Avia Collinder, Gleaner Writer
Glenford Smith, peak per-formance coach and author says that success is a science that needs to be taken seriously. - Ian Allen/Staff Photographer
Today, recognised as the creator of SOAR Technologies - a series of transformational and strategic programmes focused on the success principles (self-esteem, opportunity recognition, action-orientation, and resilience), Glenford Smith has come a long way from life on his father's farm in Clarendon where he grew up.
Thirteen years ago, as a young graduate of the College of Arts, Science and Technology (now the University of Technology - UTech), with a distinction in electrical engineering, and among the top students to graduate in 1992, he experienced a baptism of fire in his search for employment.
making his mark
Qualified and eager to make his mark in the world of work, he just couldn't get the job he wanted.
Smith had targeted Jamaica Public Service Company as the place he wanted to work, and having set his sight on the department and the specifics of what he wanted to do in the job, he applied. But, he was turned down countless times.
Time and again, over a period of eight months, he was told 'no vacancy' as he submitted application after application and made persistent calls while he suffered severe hunger.
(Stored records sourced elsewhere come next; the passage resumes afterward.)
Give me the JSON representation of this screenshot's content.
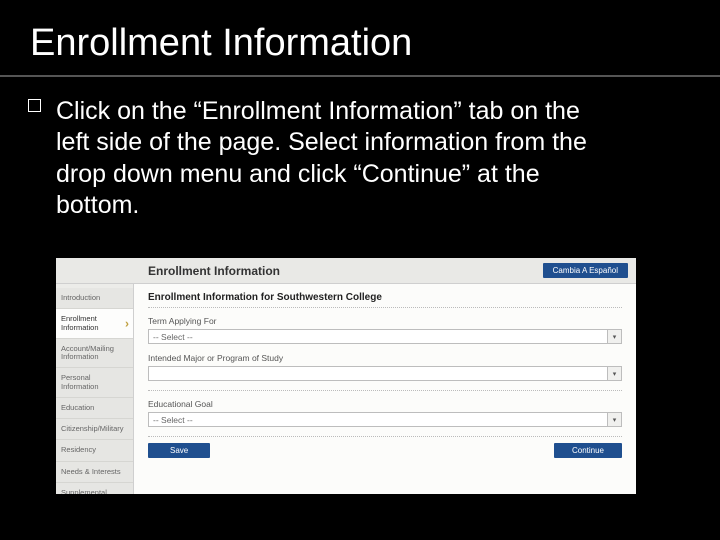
{
  "slide": {
    "title": "Enrollment Information",
    "body": "Click on the “Enrollment Information” tab on the left side of the page.  Select information from the drop down menu and click “Continue” at the bottom."
  },
  "screenshot": {
    "header_title": "Enrollment Information",
    "header_button": "Cambia A Español",
    "sidebar": [
      "Introduction",
      "Enrollment Information",
      "Account/Mailing Information",
      "Personal Information",
      "Education",
      "Citizenship/Military",
      "Residency",
      "Needs & Interests",
      "Supplemental Questions"
    ],
    "active_index": 1,
    "section_heading": "Enrollment Information for Southwestern College",
    "fields": {
      "term_label": "Term Applying For",
      "term_value": "-- Select --",
      "major_label": "Intended Major or Program of Study",
      "major_value": "",
      "goal_label": "Educational Goal",
      "goal_value": "-- Select --"
    },
    "buttons": {
      "save": "Save",
      "continue": "Continue"
    }
  }
}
He recalls, "I almost went barefoot."
Having nowhere to live, he became a fugitive on UTech's campus, where he had to sleep at nights and get up before dawn to elude the dorm warden. He did this for two months.
He had nothing to eat, and depended upon the kindness of friends. Eventually, he was sheltered by one of his friends who provided food for him.
When the friend left to work overseas, he stayed at the home, but was eventually thrown out with his belongings when the rent was unpaid. He was again homeless. Frustrated, disappointed, and "almost at his wits' end", he thought of leaving town and going back to his father's house in Clarendon.
As the pressure mounted, Smith eventually accepted an invitation from Jamaica Telephone Company, now Cable and Wireless Jamaica, for an aptitude test and subsequent interview, both of which he passed.
Smith recalls, "I was given the job and told when to come in. But, I thought about it and refused the job. That was not what I wanted."
He persisted in calling, visiting, writing - to anyone in JPS who could help him get in. After eight months, he was successful.
The engineer was to vindicate the faith that one person put in him by giving him the job. For 13 years, he distinguished himself at work, earning several written commendations, a merit award and citation for excellence in performance.
But, Smith says that he always knew that JPS was never going to be his ultimate destiny, because of an unforgettable moment during his days of deprivation just after finishing university.
He recalls, one Sunday at Mona Baptist Church in Papine, "I understood my life's mission and purpose was to help others find their inner power to overcome problems, obstacles, adversities and setbacks in order to make their dreams a reality."
It was a life defining moment.
He decided to become a teacher of success principles and planned to stay with JPS for 10 years and no longer. And denied redundancy at a time when others were being let go, he resigned after thirteen years.
Today, Smith is increasingly recognised as an expert in the science of success and human development principles. The engaging speaker and trainer specialises in self-motivation - the art of succeeding through action. His seminar series: Success through Action, Responsibility and Resilience (STARR) will run throughout the month of November in Kingston.
Smith has also spent the last two years completing the manuscript for one book on success and is close to completing another. He is now dedicated to life as a "peak performance coach". He believes his work will provide the encouragement that will lead to change lives.